It's good you have strong ties with friends and family, OP. Expect that maybe 1-2 will still be friends with you in 10 years, and will have their own lives increasingly calling for attention. Family is wonderful, and the only thing better is starting one of your own.
And yes, it's a gamble, but so what? What kind of person is so afraid of gambling and losing that they never even try at all? A single lonely person, I guess, in this case.
Still, you can fill your days with things and people you love and enjoy life. Deep, emotionally anchored ties that bind from here to the hour of our death come only with a spouse. There is no substitute.
Men provide nothing. Date a nice leggy brunette.
> Literally what does a man have to offer you if have a good job, disposable income, a close circle of friends/family and can save enough to buy a nice house in a few years.
How I feel about women
>If you're completely averse to doing new things and tasting more of what life has to offer then of course there's no point
Except theres a HUGE likelihood of you doing MUCH MUCH MORE in life if you decide not to follow the lifescript.
Marriage ends more opportunities than it creates, by a large margin.
>And yes, it's a gamble, but so what? What kind of person is so afraid of gambling and losing that they never even try at all? A single lonely person, I guess, in this case.
What kind of person? I don't know.

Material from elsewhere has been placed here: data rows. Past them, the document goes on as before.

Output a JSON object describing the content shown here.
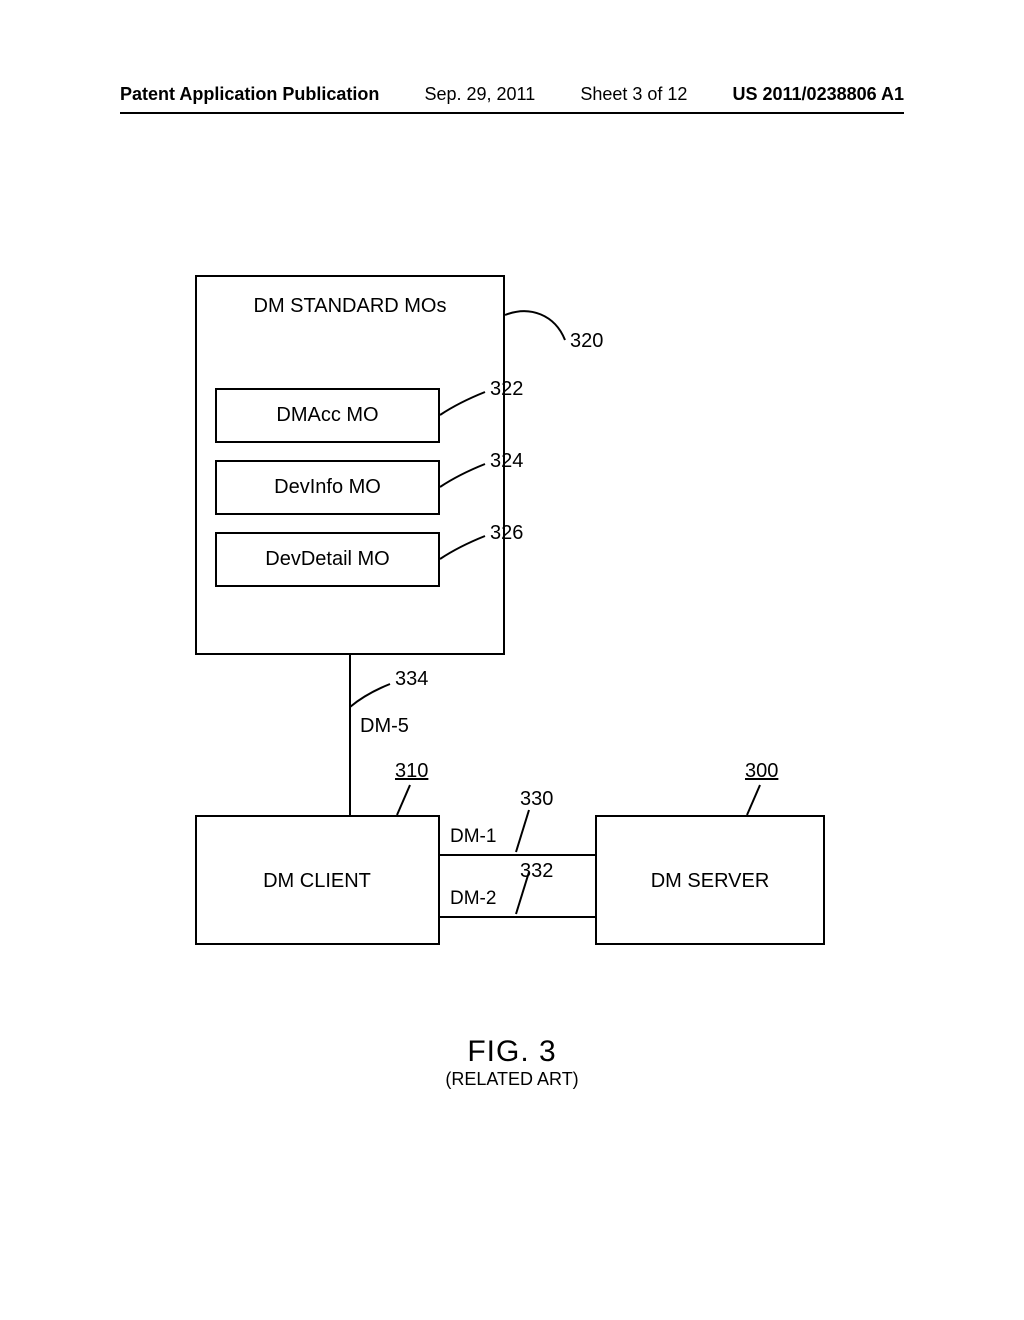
{
  "header": {
    "pub_title": "Patent Application Publication",
    "date": "Sep. 29, 2011",
    "sheet": "Sheet 3 of 12",
    "docnum": "US 2011/0238806 A1"
  },
  "mos_box": {
    "title": "DM STANDARD MOs",
    "ref": "320",
    "items": [
      {
        "label": "DMAcc MO",
        "ref": "322"
      },
      {
        "label": "DevInfo MO",
        "ref": "324"
      },
      {
        "label": "DevDetail MO",
        "ref": "326"
      }
    ]
  },
  "dm5": {
    "label": "DM-5",
    "ref": "334"
  },
  "dm_client": {
    "label": "DM CLIENT",
    "ref": "310"
  },
  "dm_server": {
    "label": "DM SERVER",
    "ref": "300"
  },
  "dm1": {
    "label": "DM-1",
    "ref": "330"
  },
  "dm2": {
    "label": "DM-2",
    "ref": "332"
  },
  "figure": {
    "title": "FIG. 3",
    "subtitle": "(RELATED ART)"
  }
}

Probably the type of person who doesn't want to come out of the other side of a 15 year time portal, with no money, no access to children, and no identity.
Risk reward analysis is intelligent. "Gambling" when you have a greater than 50% chance of losing is just downright idiotic.